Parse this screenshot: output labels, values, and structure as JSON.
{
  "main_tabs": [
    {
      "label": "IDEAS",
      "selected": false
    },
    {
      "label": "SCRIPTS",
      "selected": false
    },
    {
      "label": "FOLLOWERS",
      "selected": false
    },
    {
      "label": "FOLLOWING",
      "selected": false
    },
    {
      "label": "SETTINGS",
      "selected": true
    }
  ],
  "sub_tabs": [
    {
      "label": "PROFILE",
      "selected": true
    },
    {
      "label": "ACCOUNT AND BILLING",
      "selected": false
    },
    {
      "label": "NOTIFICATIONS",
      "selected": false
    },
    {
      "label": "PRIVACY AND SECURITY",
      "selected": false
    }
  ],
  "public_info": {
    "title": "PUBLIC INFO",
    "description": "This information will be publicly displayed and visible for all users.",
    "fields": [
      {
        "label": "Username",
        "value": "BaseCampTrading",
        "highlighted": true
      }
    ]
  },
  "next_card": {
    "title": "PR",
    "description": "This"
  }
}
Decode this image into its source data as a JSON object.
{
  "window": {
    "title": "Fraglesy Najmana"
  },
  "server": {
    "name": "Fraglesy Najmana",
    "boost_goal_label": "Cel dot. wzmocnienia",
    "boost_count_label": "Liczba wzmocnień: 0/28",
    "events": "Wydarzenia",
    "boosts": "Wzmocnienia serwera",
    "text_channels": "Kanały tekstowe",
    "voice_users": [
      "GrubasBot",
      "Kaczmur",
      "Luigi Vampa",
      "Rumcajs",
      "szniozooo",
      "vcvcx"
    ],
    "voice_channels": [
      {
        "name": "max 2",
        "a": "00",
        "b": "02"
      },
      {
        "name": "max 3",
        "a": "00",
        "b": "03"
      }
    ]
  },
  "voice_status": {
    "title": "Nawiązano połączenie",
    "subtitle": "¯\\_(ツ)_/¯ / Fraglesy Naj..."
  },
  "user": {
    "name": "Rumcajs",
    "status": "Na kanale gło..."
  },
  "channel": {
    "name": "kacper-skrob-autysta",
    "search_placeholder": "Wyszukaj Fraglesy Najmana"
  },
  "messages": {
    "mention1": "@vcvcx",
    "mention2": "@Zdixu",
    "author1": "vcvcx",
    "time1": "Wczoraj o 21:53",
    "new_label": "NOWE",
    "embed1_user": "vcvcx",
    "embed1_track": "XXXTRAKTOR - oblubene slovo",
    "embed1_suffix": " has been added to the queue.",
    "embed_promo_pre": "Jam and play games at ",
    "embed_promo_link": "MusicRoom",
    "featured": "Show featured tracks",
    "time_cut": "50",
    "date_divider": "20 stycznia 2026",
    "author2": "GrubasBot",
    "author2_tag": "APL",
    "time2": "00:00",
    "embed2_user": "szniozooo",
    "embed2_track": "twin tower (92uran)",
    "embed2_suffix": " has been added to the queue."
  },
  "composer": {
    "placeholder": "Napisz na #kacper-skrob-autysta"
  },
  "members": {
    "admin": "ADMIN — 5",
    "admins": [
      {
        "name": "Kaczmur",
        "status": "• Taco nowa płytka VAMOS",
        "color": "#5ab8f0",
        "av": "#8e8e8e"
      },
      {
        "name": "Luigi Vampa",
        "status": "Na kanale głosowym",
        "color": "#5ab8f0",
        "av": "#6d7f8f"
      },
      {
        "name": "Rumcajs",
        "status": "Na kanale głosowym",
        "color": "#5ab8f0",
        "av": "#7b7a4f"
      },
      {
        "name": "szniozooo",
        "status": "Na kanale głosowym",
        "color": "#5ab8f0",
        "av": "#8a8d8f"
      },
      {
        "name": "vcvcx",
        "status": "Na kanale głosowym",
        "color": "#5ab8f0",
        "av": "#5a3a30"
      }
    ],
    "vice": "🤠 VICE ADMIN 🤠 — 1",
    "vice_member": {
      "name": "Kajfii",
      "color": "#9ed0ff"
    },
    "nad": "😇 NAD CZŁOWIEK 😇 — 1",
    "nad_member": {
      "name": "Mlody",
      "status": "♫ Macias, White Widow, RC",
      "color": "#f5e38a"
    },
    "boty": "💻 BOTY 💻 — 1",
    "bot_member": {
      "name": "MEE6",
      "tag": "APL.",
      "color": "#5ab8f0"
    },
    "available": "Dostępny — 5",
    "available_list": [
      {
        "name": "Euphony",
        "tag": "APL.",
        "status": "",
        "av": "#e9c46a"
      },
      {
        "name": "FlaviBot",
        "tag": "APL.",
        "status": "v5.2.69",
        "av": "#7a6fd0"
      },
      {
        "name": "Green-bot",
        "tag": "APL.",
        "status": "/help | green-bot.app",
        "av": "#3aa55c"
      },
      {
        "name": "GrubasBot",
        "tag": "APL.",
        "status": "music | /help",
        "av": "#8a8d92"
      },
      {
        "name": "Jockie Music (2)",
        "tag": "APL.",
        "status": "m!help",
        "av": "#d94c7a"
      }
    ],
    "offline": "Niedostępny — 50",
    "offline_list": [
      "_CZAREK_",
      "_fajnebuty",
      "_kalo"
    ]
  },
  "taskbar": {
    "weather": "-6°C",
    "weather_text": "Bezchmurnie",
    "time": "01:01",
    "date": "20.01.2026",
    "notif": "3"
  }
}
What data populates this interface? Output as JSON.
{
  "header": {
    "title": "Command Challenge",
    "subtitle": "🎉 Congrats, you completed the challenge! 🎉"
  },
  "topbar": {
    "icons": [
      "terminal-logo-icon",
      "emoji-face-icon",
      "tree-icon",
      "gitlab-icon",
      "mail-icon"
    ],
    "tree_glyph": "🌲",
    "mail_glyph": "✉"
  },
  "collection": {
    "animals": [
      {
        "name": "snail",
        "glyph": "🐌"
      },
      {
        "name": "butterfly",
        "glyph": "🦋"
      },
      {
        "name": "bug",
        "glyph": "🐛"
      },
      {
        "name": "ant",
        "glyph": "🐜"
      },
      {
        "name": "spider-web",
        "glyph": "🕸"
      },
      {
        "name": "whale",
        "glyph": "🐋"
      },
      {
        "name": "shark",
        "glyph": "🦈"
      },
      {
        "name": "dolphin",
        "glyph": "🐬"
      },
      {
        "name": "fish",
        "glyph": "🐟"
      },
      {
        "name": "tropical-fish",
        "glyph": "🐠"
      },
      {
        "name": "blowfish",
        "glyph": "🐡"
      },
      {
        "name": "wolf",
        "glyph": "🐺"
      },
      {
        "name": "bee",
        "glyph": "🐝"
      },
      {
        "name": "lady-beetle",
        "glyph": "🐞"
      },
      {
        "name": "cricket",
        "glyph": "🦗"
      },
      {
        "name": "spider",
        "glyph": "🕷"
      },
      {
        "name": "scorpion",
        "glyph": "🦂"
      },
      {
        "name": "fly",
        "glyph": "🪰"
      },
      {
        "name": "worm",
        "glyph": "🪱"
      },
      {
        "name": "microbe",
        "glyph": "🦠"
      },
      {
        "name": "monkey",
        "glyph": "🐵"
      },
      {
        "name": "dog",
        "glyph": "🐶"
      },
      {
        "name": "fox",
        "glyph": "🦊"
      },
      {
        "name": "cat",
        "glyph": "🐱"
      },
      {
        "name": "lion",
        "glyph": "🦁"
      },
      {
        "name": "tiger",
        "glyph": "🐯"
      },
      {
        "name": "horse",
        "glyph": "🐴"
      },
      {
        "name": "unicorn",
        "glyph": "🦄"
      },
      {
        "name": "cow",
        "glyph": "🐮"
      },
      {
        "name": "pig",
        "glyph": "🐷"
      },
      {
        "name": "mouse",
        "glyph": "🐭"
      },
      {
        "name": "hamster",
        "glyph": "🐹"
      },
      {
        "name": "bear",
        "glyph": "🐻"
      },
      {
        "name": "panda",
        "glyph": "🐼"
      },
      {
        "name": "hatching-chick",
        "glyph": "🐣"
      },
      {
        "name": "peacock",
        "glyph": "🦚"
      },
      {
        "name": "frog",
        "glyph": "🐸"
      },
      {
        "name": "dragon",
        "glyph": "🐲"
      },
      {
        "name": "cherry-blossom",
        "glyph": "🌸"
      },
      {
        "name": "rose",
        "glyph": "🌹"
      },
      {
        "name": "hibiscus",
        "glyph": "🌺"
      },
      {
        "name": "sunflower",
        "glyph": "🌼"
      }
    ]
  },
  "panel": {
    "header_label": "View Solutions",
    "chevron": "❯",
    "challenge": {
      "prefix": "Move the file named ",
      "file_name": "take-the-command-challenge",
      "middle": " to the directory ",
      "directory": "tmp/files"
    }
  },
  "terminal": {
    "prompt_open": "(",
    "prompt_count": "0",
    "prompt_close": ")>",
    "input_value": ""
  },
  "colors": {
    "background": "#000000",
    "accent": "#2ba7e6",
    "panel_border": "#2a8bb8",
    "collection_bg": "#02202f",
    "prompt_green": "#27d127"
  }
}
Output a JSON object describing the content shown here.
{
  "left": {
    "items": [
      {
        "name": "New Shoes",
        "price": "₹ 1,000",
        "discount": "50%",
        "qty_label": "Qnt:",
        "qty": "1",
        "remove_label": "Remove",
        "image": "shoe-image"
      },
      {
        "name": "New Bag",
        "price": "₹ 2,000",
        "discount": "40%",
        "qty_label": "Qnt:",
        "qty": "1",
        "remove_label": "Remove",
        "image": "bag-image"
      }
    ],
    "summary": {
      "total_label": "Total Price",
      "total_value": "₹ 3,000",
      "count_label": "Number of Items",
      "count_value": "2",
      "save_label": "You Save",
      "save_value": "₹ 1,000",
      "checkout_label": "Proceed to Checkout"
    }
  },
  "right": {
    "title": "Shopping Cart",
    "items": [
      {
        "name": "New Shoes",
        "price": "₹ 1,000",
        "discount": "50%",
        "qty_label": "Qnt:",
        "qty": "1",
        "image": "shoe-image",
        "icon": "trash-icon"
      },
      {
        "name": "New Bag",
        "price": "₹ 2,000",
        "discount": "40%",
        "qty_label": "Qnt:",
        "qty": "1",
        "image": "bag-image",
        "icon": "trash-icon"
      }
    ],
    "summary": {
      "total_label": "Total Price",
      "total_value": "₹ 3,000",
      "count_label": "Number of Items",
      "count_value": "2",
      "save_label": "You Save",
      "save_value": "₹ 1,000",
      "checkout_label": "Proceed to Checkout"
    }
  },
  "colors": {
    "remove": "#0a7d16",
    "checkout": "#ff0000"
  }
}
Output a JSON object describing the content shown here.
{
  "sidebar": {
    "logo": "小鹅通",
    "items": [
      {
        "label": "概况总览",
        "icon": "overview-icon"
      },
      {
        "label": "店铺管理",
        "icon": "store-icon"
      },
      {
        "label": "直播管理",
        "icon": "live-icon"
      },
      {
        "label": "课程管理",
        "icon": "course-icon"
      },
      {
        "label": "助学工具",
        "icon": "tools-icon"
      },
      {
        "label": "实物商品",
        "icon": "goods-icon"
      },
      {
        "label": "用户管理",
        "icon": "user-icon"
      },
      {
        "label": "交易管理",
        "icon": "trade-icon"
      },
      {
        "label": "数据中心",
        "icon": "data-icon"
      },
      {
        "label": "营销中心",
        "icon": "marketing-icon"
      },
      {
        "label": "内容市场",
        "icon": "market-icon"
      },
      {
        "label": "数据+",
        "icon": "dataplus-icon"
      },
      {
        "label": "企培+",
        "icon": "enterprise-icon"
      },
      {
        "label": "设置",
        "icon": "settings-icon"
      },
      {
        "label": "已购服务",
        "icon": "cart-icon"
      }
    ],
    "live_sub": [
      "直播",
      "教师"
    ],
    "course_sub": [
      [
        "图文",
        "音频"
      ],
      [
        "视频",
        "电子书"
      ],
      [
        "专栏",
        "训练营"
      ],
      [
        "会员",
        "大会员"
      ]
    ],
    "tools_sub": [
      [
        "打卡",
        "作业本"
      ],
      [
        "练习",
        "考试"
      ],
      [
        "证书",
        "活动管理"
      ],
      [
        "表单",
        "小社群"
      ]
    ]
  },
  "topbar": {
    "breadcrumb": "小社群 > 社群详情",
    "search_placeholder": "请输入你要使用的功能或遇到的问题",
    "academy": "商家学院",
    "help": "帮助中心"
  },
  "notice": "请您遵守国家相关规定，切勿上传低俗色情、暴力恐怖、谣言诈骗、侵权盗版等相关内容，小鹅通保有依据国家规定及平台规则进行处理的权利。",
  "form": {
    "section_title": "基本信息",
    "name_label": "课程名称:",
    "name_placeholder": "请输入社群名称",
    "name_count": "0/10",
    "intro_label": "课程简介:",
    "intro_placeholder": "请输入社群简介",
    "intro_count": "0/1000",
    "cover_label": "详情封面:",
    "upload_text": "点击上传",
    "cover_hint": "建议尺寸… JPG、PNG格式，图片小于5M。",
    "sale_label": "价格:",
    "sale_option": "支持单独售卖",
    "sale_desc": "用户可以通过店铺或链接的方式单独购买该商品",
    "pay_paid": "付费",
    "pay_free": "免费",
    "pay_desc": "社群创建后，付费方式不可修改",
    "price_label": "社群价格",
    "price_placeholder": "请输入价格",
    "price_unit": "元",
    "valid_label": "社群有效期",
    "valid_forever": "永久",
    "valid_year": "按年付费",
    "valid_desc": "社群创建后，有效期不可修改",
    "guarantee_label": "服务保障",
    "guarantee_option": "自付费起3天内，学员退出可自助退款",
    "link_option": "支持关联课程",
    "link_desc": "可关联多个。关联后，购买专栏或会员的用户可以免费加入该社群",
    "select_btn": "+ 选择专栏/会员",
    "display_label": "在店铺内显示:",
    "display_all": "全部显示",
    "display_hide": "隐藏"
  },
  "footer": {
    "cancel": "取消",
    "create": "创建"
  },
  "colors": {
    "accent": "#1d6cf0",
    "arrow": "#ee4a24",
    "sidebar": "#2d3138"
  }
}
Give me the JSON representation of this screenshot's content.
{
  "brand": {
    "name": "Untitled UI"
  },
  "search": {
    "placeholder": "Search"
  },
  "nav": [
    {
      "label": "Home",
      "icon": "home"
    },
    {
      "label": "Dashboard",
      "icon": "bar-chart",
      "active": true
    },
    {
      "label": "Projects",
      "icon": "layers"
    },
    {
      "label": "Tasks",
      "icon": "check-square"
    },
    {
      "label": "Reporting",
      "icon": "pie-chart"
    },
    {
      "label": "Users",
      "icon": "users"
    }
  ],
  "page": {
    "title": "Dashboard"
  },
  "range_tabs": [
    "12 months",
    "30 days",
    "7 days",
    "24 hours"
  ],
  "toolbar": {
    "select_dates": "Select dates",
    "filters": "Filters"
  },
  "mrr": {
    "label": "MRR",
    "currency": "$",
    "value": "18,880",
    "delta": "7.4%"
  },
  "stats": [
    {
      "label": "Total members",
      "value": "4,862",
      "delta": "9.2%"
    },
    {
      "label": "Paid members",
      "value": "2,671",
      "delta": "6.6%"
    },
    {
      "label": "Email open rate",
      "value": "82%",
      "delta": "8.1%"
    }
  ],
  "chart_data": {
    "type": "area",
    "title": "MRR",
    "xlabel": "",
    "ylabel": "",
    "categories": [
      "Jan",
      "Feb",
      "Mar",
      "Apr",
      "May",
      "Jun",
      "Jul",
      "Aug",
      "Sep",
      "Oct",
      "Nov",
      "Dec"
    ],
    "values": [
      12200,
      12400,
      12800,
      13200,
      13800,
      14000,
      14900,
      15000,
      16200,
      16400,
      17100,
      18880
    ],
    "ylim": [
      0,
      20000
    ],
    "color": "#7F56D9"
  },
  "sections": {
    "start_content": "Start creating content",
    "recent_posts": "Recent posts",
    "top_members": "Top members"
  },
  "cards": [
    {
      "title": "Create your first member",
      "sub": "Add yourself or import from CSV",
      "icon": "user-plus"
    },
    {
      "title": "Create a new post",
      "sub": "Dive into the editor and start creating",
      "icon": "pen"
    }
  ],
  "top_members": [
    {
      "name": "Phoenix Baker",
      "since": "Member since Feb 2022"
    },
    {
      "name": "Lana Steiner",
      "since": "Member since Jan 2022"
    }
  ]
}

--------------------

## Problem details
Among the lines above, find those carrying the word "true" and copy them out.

## Your solution
      "selected": true
      "selected": true
        "highlighted": true
      "active": true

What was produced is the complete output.